Initially, a limited number of aircraft was assigned to the operation, but with the implementation of safety procedures, the air traffic was increased. The Jewish Agency For Israel, which coordinated the operation on the part of Israel, agreed in July 1990 to a gradual increase in transport through Warsaw to 1,500 emigrants per week on 10 routes. In 1990, approximately 18,000 emigrants were transported by Polish LOT and Israeli El-Al aircraft via Warsaw Airport Okęcie. Then the operation accelerated. In addition to the regular three scheduled flights, LOT conducted another 4-6, and El-Al 1-2 special flights a week. About 5-7 thousand people took flights every month. There are no precise estimates of the number of people transported through the corridor. Based on the available data, their number can be estimated at 40,000, however, there are even mentions of up to 100,000 people. The operation lasted for about two years – in 1992, the Israeli Minister of Foreign Affairs Szymon Peres thanked Poland for their joint work.
Poland was not the only country that eventually became involved in the operation. However, it was the government of Tadeusz Mazowiecki that supported it at a crucial moment when others were withdrawing in fear of a terrorist threat. It was a great challenge for the new Polish democracy. Mazowiecki believed, however, that whenever possible one had to disconnect from the Communist past. This was especially evident in the international arena, where the Polish government began to look for a way to end its long-standing conflict with Israel and establish strong ties with the United States. The direction laid out by the cabinet of Tadeusz Mazowiecki was continued by subsequent governments, regardless of their political orientation.
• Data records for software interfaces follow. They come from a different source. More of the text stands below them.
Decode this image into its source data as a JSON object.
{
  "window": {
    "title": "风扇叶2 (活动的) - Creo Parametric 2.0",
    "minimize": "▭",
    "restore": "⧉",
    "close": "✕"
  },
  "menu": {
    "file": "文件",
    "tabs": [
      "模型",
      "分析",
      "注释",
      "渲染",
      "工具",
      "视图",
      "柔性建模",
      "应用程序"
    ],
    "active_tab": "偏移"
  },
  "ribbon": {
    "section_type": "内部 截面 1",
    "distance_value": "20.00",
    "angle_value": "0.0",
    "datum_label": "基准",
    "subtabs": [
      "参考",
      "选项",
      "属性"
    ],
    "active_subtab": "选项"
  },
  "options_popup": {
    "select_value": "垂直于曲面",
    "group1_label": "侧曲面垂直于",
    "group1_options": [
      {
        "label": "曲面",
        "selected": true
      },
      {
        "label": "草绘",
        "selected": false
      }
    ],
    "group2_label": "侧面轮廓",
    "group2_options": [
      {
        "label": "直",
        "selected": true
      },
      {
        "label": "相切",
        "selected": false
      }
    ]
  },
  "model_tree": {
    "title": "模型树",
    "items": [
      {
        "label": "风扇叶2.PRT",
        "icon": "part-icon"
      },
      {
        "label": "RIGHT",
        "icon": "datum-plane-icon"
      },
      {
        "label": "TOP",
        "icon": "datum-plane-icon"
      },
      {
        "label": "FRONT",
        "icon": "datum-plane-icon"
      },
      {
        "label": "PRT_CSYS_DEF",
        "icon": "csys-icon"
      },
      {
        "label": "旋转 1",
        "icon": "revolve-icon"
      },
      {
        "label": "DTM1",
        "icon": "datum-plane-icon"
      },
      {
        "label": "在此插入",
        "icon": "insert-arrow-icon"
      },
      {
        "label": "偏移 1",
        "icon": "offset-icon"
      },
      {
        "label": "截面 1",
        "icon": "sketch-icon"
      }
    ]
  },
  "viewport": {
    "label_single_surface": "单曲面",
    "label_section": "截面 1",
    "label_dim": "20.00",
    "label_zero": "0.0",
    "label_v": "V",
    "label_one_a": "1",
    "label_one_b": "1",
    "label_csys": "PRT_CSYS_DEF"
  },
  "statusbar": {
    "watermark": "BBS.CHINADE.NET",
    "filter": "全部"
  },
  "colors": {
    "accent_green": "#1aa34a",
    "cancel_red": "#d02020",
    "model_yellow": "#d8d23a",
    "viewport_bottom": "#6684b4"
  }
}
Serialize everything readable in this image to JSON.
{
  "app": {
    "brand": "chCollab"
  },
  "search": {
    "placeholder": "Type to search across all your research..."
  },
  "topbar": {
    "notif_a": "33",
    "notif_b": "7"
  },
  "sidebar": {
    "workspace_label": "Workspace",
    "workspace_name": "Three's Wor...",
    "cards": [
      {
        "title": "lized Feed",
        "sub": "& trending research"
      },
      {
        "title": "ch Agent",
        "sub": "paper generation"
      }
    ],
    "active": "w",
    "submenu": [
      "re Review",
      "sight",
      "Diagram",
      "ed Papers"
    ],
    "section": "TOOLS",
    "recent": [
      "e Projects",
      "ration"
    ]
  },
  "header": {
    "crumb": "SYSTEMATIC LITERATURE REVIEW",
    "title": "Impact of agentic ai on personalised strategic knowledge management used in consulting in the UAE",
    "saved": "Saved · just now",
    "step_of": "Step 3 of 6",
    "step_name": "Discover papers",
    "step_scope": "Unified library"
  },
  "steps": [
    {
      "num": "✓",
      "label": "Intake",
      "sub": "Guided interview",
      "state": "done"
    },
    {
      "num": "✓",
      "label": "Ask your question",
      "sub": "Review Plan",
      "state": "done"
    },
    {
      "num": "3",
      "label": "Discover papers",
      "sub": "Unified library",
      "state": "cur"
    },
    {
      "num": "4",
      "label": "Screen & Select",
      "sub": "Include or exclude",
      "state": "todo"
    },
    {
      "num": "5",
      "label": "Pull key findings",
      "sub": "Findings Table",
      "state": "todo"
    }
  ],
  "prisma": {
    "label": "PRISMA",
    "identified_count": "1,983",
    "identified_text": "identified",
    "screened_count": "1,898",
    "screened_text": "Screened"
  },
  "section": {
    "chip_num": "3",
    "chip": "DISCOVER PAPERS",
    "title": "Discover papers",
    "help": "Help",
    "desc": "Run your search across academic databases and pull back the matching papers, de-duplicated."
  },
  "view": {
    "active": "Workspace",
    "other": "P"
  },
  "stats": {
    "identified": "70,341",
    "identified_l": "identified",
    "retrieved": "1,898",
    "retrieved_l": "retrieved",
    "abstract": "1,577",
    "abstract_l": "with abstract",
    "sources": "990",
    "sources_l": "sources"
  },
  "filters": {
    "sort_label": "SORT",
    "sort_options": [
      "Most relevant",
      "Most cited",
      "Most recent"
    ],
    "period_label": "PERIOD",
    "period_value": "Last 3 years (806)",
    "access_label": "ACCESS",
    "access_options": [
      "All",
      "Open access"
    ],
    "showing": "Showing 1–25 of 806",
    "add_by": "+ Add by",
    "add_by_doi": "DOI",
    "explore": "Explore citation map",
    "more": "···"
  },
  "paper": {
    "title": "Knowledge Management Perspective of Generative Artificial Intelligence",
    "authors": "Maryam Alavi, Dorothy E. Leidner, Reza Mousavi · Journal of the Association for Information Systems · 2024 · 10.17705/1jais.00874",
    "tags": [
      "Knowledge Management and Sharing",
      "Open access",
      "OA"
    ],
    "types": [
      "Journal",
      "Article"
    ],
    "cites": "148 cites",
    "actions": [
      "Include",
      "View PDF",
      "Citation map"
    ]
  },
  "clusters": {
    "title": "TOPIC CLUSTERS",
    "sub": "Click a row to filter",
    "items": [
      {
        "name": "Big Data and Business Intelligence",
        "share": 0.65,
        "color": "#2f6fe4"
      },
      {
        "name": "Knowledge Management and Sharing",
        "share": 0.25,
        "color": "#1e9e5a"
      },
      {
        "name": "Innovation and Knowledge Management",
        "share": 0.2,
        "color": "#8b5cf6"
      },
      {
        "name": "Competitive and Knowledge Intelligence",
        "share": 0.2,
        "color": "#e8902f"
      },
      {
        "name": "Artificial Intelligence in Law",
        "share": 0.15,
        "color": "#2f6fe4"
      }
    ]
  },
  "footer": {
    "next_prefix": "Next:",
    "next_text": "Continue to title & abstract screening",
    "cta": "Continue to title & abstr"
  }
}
And the “Bridge” operation was the first step taken by Poland on the road to integration with the West.
Author: Tomasz Kozłowski – PhD in political sciences, employee of the History Research Office of Institute of National Remembrance
Transation: Alicja Rose & Jessica Sirotin